Some of the blame, he says, he put on himself for getting comfortable in the role “instead of finding a fresh take on it.” Luckily, the producers made it clear that they weren’t going to kill off Dillon and left the door open for a possible return. When Clifton’s four-year deal ended, he worked off-contract a few times, last appearing in December 2007. “It was totally amicable and I left happy,” he declares. “Unfortunately, right when I left, the writers’ strike happened, the mortgage crisis happened and there I was thinking I was going to sell my house and live off of that and I couldn’t sell it. It was really, really bad timing, but my reasons were pure.”
Fast-forward a year later and Clifton was cast in the role of Schuyler, which meant an immediate move from his lifelong home of Los Angeles to New York City. Ignoring the advice of a veteran cast-mate to “go month-to-month,” he rented a place within walking distance of the studio. “I got so lucky. I got a beautiful apartment,” he reports. “And I’m able to fly my girlfriend out every two weeks.”

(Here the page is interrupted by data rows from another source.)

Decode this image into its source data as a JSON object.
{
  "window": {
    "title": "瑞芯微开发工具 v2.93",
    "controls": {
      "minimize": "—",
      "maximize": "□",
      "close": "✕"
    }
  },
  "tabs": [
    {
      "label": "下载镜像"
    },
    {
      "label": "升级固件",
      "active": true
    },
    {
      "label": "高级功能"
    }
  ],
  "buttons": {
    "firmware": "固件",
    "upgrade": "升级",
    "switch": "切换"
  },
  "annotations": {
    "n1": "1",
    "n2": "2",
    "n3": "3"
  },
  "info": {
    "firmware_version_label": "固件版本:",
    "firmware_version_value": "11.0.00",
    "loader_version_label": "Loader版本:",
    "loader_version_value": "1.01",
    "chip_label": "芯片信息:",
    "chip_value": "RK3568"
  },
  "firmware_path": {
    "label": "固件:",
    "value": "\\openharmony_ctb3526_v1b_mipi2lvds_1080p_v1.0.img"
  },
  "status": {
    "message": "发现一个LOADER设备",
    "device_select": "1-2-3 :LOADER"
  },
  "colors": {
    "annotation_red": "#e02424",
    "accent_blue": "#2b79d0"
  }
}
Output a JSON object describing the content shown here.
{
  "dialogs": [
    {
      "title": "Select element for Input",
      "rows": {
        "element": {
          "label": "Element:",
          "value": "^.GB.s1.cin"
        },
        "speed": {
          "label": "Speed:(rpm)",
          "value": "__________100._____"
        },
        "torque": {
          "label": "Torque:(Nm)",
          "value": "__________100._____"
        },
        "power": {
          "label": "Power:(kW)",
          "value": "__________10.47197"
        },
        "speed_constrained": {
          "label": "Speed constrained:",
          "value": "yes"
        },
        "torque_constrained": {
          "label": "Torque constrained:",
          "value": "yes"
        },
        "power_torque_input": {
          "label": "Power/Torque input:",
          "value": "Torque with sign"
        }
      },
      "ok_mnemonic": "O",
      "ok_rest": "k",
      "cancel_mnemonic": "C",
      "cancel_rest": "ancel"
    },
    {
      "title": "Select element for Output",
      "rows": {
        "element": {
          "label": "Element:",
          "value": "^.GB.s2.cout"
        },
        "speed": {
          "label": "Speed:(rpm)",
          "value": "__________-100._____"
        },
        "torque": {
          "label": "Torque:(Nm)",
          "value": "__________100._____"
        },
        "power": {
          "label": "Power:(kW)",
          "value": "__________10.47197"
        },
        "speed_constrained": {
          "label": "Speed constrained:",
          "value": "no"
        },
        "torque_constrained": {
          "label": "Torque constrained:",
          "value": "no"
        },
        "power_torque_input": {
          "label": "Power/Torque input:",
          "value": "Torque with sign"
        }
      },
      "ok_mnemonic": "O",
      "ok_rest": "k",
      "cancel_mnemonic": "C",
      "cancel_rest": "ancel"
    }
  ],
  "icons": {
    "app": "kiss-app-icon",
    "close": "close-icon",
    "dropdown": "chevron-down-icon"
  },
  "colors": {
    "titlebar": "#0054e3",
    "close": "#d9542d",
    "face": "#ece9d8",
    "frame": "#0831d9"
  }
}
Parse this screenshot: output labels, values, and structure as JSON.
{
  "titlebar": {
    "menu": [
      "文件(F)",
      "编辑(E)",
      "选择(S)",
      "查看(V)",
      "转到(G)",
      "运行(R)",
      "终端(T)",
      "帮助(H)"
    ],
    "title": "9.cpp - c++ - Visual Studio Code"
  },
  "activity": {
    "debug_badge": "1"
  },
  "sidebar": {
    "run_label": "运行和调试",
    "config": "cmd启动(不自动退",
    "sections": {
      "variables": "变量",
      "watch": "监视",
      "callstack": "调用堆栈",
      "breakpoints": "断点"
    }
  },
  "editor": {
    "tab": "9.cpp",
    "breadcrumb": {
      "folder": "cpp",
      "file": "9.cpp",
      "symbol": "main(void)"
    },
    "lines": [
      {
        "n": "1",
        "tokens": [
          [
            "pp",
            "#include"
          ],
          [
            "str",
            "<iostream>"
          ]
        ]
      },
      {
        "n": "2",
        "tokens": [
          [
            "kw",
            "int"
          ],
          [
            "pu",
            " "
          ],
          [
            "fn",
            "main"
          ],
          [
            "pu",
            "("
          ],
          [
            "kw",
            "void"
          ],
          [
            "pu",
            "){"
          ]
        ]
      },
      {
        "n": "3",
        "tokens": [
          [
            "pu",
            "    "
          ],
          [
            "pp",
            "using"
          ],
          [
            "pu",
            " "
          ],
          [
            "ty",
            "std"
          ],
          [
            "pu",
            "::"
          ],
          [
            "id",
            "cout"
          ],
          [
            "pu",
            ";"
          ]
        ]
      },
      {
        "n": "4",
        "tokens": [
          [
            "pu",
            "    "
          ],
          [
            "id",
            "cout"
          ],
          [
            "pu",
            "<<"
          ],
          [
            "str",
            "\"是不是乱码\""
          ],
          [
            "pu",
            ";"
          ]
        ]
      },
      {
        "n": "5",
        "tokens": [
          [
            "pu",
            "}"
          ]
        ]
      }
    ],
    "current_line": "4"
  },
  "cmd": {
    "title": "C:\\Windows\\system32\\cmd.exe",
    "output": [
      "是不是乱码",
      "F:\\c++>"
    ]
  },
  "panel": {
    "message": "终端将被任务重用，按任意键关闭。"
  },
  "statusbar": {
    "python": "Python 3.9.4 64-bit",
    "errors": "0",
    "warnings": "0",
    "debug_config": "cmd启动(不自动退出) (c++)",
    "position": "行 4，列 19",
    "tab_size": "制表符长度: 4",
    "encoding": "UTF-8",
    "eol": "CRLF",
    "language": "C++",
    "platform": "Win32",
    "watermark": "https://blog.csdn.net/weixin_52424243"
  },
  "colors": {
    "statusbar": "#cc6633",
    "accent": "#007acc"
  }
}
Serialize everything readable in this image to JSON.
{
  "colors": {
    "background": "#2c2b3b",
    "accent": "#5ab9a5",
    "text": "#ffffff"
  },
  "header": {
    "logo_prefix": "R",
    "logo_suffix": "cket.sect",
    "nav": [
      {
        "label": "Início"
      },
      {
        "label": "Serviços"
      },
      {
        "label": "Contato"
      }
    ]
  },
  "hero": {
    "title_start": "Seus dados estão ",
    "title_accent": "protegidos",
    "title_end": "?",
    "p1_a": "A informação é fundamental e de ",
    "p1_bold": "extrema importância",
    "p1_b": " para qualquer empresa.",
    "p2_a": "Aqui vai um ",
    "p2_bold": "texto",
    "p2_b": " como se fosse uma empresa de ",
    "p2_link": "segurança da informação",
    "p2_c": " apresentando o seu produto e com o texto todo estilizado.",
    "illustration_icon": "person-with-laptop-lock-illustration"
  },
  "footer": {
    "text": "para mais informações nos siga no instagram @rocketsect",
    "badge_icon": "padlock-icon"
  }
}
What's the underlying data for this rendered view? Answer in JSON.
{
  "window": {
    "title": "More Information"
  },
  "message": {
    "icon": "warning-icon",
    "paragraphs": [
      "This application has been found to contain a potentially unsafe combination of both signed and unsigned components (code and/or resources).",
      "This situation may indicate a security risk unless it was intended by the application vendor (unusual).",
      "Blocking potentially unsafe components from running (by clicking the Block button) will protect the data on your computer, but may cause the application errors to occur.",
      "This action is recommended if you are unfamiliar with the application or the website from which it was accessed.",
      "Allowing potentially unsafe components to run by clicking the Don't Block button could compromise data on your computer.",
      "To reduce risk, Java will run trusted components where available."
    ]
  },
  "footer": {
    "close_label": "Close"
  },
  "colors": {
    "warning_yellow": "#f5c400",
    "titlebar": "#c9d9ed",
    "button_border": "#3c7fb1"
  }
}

Having already shared on-screen kisses with Kristen Alderson (Starr) and Crystal Hunt (Stacy), and gotten tossed around by Trevor St. John’s Todd — “That whole day was so fun,” he raves — what would Clifton like to see Schuyler do next? “I think it would be so cool for Schuyler to slip a little,” the actor reveals. “Anybody who’s an addict will tell you there’s no such thing as, ‘I used to be addicted to meth!’” But relapse or no relapse, Clifton is thrilled to be originating another role on daytime TV. “I’ve gotten the privilege of being able to create a character from scratch both times. These people at ONE LIFE TO LIVE were gracious enough to take me under their wings and I really appreciate that. At the end of this contract — if I’m fortunate enough to be here at that time — maybe I’ll want to stay, or if I’m ready to move on, there are new roles and new parts that I’ll be able to tackle, and that’s really important to me.”
Like many of the hunks at OLTL, Clifton is in a committed relationship. He met girlfriend Nicole while his mom was teaching a developmental psychology class. “I came to drop off some papers for my mom’s class and she introduced me to the class and I ended up staying for a little bit,” he recalls. “I ended up sitting next to this girl named Nikki, who I thought was really special, and I asked my mom, ‘Who’s that Nikki girl?’” They’ve been dating for two years and are now having a long-distance romance while she finishes her masters program in L.A. “Her field is called Human Factor Psychology and it’s not actually psychology at all, but she’s basically an expert on making products intuitive and user-friendly,” he proudly explains. “She tries to have conversations with me and I’m struggling to understand what she’s telling me, but yeah, I’m proud of myself for being able to repeat that [laughs].”
JUST THE FACTS
Birthday: October 31
Hails From: Los Angeles
Fast-Food Nation: Clifton’s first stop on his visits to L.A. is In-N-Out Burger.
Funny Money: He is the only child of Faye, a psychologist and former professor, and Ron, who works for a company detecting bad checks and fraud, “sort of like Tom Hanks was a money detective in Catch Me If You Can,” he explains.
Burrito Elite: After nearly five months of living in New York, the California native has yet to find the perfect burrito. “I just get Chipotle,” he shrugs. “I’m an elitist when it comes to Mexican food.”
His Tube: Clifton is a fan of LOST and SURVIVOR, and recently added THE MENTALIST and KINGS to his must-see TV list.
Just Browsing: His official website is www.scottclifton.com.
This interview originally appeared in the May 26, 2009 issue of Soap Opera Digest